▶ _Provided information_:
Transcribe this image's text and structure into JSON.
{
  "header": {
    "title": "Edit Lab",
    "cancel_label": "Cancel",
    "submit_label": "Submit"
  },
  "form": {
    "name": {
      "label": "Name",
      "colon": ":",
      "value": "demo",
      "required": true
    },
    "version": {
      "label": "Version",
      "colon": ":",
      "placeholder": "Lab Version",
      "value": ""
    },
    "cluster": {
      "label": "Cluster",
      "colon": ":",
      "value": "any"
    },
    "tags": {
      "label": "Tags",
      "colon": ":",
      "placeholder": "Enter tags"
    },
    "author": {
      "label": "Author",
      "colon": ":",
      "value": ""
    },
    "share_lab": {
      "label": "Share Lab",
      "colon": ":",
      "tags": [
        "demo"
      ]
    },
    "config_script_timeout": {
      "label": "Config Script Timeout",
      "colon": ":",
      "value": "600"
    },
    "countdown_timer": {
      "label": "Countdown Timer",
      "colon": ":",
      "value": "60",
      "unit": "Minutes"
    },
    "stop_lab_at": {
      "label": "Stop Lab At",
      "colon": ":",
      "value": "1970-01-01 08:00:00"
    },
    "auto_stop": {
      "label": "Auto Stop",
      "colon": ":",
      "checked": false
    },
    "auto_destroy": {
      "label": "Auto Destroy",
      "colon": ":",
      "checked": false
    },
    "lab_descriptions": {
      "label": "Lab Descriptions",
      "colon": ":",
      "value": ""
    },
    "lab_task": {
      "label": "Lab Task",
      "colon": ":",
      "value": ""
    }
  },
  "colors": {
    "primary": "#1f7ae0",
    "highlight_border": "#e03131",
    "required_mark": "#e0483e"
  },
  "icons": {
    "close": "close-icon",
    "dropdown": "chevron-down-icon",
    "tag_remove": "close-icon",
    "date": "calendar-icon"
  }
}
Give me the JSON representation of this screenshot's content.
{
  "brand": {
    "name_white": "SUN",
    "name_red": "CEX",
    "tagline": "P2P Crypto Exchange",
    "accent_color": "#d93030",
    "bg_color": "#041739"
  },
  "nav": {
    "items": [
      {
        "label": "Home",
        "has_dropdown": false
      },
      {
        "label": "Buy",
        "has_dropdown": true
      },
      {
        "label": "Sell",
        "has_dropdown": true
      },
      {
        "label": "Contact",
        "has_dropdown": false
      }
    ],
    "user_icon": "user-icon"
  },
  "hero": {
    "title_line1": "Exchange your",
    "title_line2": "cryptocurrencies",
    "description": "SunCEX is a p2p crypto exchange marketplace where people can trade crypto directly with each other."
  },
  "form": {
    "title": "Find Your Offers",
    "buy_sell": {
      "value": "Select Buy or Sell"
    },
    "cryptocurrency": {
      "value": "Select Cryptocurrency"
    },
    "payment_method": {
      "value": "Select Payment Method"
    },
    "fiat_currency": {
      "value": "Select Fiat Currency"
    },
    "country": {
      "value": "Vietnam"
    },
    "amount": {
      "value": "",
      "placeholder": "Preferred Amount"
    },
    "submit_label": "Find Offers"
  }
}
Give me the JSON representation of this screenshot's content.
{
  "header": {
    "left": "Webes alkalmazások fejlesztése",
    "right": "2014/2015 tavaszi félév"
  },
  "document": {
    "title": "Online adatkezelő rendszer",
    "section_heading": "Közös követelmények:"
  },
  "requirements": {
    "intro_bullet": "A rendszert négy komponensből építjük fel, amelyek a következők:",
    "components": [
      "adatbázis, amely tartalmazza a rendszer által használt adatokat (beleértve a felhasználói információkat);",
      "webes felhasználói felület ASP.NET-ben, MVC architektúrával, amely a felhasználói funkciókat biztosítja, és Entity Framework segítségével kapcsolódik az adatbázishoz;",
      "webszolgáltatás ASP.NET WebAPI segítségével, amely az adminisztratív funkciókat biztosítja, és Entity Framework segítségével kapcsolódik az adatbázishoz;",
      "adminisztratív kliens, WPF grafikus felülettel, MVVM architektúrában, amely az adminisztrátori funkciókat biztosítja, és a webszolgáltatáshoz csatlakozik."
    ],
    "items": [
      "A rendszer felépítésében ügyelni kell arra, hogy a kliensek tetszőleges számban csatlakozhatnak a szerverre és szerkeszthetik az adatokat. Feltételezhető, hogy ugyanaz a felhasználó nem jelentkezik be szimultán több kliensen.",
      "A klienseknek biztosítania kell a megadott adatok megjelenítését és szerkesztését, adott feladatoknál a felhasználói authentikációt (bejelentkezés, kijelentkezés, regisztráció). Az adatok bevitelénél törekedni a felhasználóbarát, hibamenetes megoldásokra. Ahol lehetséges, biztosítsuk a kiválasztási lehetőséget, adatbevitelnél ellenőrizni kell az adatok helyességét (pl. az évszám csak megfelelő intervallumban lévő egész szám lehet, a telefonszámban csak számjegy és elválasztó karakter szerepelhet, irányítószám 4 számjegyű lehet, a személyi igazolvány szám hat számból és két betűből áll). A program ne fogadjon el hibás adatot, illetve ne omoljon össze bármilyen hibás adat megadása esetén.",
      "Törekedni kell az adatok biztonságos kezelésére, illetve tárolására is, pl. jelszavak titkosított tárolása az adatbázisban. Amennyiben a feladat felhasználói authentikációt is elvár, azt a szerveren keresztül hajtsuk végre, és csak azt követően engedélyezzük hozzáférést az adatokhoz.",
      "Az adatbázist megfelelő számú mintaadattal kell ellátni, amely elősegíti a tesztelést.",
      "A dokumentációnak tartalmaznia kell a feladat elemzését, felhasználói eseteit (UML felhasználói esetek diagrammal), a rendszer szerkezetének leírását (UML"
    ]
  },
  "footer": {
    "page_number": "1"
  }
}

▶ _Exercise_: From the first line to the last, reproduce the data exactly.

▶ _Finished exercise_:
Transcribe this image's text and structure into JSON.
{
  "header": {
    "title": "Edit Lab",
    "cancel_label": "Cancel",
    "submit_label": "Submit"
  },
  "form": {
    "name": {
      "label": "Name",
      "colon": ":",
      "value": "demo",
      "required": true
    },
    "version": {
      "label": "Version",
      "colon": ":",
      "placeholder": "Lab Version",
      "value": ""
    },
    "cluster": {
      "label": "Cluster",
      "colon": ":",
      "value": "any"
    },
    "tags": {
      "label": "Tags",
      "colon": ":",
      "placeholder": "Enter tags"
    },
    "author": {
      "label": "Author",
      "colon": ":",
      "value": ""
    },
    "share_lab": {
      "label": "Share Lab",
      "colon": ":",
      "tags": [
        "demo"
      ]
    },
    "config_script_timeout": {
      "label": "Config Script Timeout",
      "colon": ":",
      "value": "600"
    },
    "countdown_timer": {
      "label": "Countdown Timer",
      "colon": ":",
      "value": "60",
      "unit": "Minutes"
    },
    "stop_lab_at": {
      "label": "Stop Lab At",
      "colon": ":",
      "value": "1970-01-01 08:00:00"
    },
    "auto_stop": {
      "label": "Auto Stop",
      "colon": ":",
      "checked": false
    },
    "auto_destroy": {
      "label": "Auto Destroy",
      "colon": ":",
      "checked": false
    },
    "lab_descriptions": {
      "label": "Lab Descriptions",
      "colon": ":",
      "value": ""
    },
    "lab_task": {
      "label": "Lab Task",
      "colon": ":",
      "value": ""
    }
  },
  "colors": {
    "primary": "#1f7ae0",
    "highlight_border": "#e03131",
    "required_mark": "#e0483e"
  },
  "icons": {
    "close": "close-icon",
    "dropdown": "chevron-down-icon",
    "tag_remove": "close-icon",
    "date": "calendar-icon"
  }
}
Give me the JSON representation of this screenshot's content.
{
  "brand": {
    "name_white": "SUN",
    "name_red": "CEX",
    "tagline": "P2P Crypto Exchange",
    "accent_color": "#d93030",
    "bg_color": "#041739"
  },
  "nav": {
    "items": [
      {
        "label": "Home",
        "has_dropdown": false
      },
      {
        "label": "Buy",
        "has_dropdown": true
      },
      {
        "label": "Sell",
        "has_dropdown": true
      },
      {
        "label": "Contact",
        "has_dropdown": false
      }
    ],
    "user_icon": "user-icon"
  },
  "hero": {
    "title_line1": "Exchange your",
    "title_line2": "cryptocurrencies",
    "description": "SunCEX is a p2p crypto exchange marketplace where people can trade crypto directly with each other."
  },
  "form": {
    "title": "Find Your Offers",
    "buy_sell": {
      "value": "Select Buy or Sell"
    },
    "cryptocurrency": {
      "value": "Select Cryptocurrency"
    },
    "payment_method": {
      "value": "Select Payment Method"
    },
    "fiat_currency": {
      "value": "Select Fiat Currency"
    },
    "country": {
      "value": "Vietnam"
    },
    "amount": {
      "value": "",
      "placeholder": "Preferred Amount"
    },
    "submit_label": "Find Offers"
  }
}
Give me the JSON representation of this screenshot's content.
{
  "header": {
    "left": "Webes alkalmazások fejlesztése",
    "right": "2014/2015 tavaszi félév"
  },
  "document": {
    "title": "Online adatkezelő rendszer",
    "section_heading": "Közös követelmények:"
  },
  "requirements": {
    "intro_bullet": "A rendszert négy komponensből építjük fel, amelyek a következők:",
    "components": [
      "adatbázis, amely tartalmazza a rendszer által használt adatokat (beleértve a felhasználói információkat);",
      "webes felhasználói felület ASP.NET-ben, MVC architektúrával, amely a felhasználói funkciókat biztosítja, és Entity Framework segítségével kapcsolódik az adatbázishoz;",
      "webszolgáltatás ASP.NET WebAPI segítségével, amely az adminisztratív funkciókat biztosítja, és Entity Framework segítségével kapcsolódik az adatbázishoz;",
      "adminisztratív kliens, WPF grafikus felülettel, MVVM architektúrában, amely az adminisztrátori funkciókat biztosítja, és a webszolgáltatáshoz csatlakozik."
    ],
    "items": [
      "A rendszer felépítésében ügyelni kell arra, hogy a kliensek tetszőleges számban csatlakozhatnak a szerverre és szerkeszthetik az adatokat. Feltételezhető, hogy ugyanaz a felhasználó nem jelentkezik be szimultán több kliensen.",
      "A klienseknek biztosítania kell a megadott adatok megjelenítését és szerkesztését, adott feladatoknál a felhasználói authentikációt (bejelentkezés, kijelentkezés, regisztráció). Az adatok bevitelénél törekedni a felhasználóbarát, hibamenetes megoldásokra. Ahol lehetséges, biztosítsuk a kiválasztási lehetőséget, adatbevitelnél ellenőrizni kell az adatok helyességét (pl. az évszám csak megfelelő intervallumban lévő egész szám lehet, a telefonszámban csak számjegy és elválasztó karakter szerepelhet, irányítószám 4 számjegyű lehet, a személyi igazolvány szám hat számból és két betűből áll). A program ne fogadjon el hibás adatot, illetve ne omoljon össze bármilyen hibás adat megadása esetén.",
      "Törekedni kell az adatok biztonságos kezelésére, illetve tárolására is, pl. jelszavak titkosított tárolása az adatbázisban. Amennyiben a feladat felhasználói authentikációt is elvár, azt a szerveren keresztül hajtsuk végre, és csak azt követően engedélyezzük hozzáférést az adatokhoz.",
      "Az adatbázist megfelelő számú mintaadattal kell ellátni, amely elősegíti a tesztelést.",
      "A dokumentációnak tartalmaznia kell a feladat elemzését, felhasználói eseteit (UML felhasználói esetek diagrammal), a rendszer szerkezetének leírását (UML"
    ]
  },
  "footer": {
    "page_number": "1"
  }
}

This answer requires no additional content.